In a letter sent to GameAlmighty that he claims was also sent to Microsoft Chairman Bill Gates, Thompson claims that "Beltway Sniper" Lee Boyd Malvo, currently serving multiple life sentences for his role in a notorious shooting rampage in 2002, "trained on Microsoft's Halo," and that Gates himself admitted the game's damaging potential when he said on 60 Minutes, "The cool thing about these games is that they transport you to a world you think is real."
Concluding his letter, he writes, "Here's the deal, Mr. Gates: Either Microsoft undertakes dramatic, real steps, through its marketing, wholesale, and retail operations to assure that Halo 3 is not sold, via the Internet and in stores, directly to anyone under 17, or I shall proceed to make sure that Microsoft is held to that standard by appropriate legal means. I have done that before successfully as to Best Buy, and I shall do so again as to Microsoft and all retailers of Halo 3."
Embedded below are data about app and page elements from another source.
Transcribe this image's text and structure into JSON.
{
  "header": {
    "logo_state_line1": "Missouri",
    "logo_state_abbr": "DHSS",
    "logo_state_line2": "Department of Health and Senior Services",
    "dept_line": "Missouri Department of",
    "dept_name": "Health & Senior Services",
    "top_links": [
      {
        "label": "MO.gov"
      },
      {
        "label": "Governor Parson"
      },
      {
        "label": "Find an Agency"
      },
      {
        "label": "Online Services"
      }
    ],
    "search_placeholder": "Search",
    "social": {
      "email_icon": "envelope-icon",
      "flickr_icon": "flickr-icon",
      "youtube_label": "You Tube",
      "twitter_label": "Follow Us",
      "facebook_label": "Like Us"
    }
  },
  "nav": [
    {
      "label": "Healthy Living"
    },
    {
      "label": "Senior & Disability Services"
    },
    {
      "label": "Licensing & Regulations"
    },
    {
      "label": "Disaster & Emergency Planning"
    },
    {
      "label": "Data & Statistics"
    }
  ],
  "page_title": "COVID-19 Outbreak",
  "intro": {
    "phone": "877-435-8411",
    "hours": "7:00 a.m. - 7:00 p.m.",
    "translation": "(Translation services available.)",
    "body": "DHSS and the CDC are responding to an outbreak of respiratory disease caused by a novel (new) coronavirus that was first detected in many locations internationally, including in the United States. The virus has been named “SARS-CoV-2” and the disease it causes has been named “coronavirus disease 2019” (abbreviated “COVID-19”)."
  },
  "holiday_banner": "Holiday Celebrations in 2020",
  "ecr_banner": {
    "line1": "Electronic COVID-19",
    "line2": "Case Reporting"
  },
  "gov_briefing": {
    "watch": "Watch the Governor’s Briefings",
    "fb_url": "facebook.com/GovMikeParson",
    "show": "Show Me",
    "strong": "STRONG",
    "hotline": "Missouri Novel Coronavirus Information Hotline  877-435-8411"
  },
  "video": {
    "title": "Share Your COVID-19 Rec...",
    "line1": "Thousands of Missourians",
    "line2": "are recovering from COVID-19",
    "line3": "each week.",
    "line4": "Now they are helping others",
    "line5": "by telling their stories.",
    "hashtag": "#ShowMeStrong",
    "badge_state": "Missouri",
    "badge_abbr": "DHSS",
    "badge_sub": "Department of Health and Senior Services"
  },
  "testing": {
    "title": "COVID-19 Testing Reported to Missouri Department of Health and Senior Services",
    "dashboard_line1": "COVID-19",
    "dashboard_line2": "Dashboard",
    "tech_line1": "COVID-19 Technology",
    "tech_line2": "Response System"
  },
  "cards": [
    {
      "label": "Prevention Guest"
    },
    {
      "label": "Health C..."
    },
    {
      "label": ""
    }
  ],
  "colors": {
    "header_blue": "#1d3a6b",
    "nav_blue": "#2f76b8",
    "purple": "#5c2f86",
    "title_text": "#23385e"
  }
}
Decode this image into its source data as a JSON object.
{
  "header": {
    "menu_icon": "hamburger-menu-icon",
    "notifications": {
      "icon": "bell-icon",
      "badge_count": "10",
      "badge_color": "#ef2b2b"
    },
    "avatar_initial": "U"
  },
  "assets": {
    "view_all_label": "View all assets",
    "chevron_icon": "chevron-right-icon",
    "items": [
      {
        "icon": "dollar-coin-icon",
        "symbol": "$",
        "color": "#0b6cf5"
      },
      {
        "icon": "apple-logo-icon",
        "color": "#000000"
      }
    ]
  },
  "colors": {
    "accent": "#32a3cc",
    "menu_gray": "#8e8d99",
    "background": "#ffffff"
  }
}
Thompson's legal "successes" are dubious at best; while he has at times caused a stir in the industry with his fiery rhetoric and ability to herd like-minded individuals, much of what he has said and done has proven to be either empty threats or legally unenforceable. He was "preemptively sued" by Take-Two Games and is now effectively barred from suing them, and a Thompson-authored videogame law in Louisiana was recently struck down due to egregious First Amendment infringements. He has faced numerous allegations of professional misconduct over the years, and in February of this year, the Florida Bar began disbarment proceedings against him.